[DATA FOR ANALYSIS]
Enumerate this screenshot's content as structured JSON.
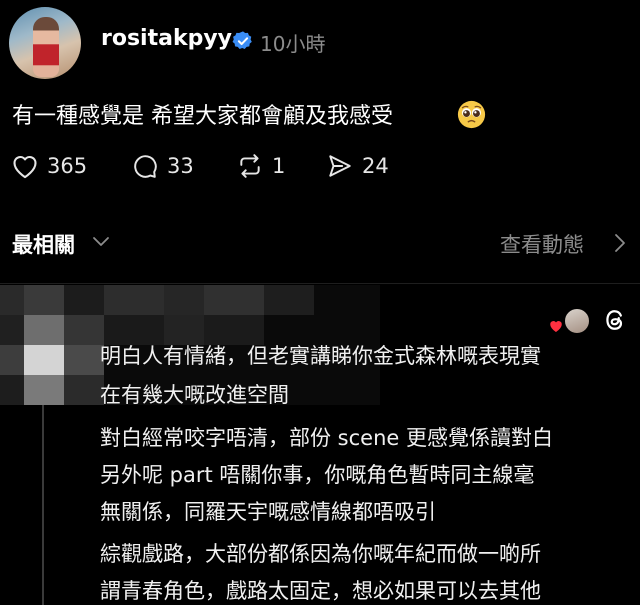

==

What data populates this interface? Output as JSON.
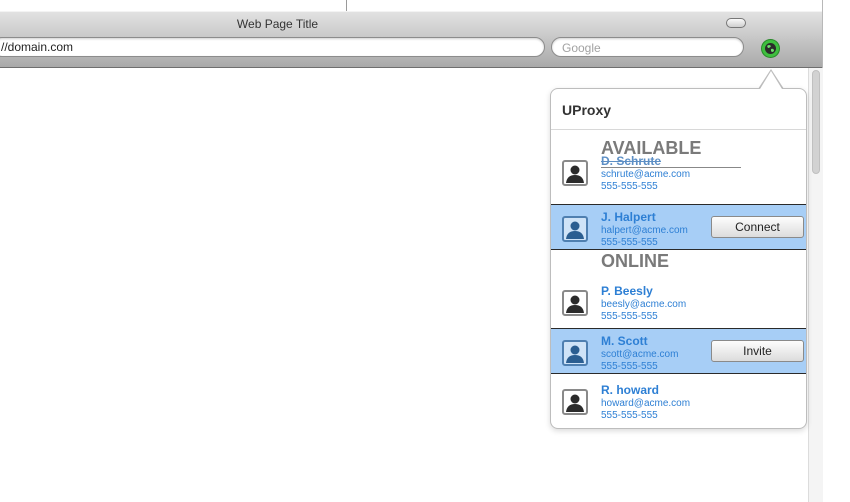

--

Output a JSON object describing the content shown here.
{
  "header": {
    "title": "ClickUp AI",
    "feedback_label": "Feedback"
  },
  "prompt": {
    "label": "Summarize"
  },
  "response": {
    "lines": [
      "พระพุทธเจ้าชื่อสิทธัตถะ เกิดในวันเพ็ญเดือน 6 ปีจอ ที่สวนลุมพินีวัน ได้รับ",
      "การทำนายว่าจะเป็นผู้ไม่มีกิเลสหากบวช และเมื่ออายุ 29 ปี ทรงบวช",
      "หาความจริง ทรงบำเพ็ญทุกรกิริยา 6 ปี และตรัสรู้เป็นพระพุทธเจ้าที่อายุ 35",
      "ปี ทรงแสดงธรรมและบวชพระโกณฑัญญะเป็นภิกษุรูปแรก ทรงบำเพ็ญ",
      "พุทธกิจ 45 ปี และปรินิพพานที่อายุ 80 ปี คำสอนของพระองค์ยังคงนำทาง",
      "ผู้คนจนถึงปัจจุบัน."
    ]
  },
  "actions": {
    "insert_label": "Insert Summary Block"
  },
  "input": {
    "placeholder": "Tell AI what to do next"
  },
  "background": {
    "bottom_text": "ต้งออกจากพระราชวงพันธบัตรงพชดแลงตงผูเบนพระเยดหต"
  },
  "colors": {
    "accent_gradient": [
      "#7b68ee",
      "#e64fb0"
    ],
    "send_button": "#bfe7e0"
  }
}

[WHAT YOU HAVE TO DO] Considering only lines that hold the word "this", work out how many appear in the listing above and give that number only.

[REPLY] 2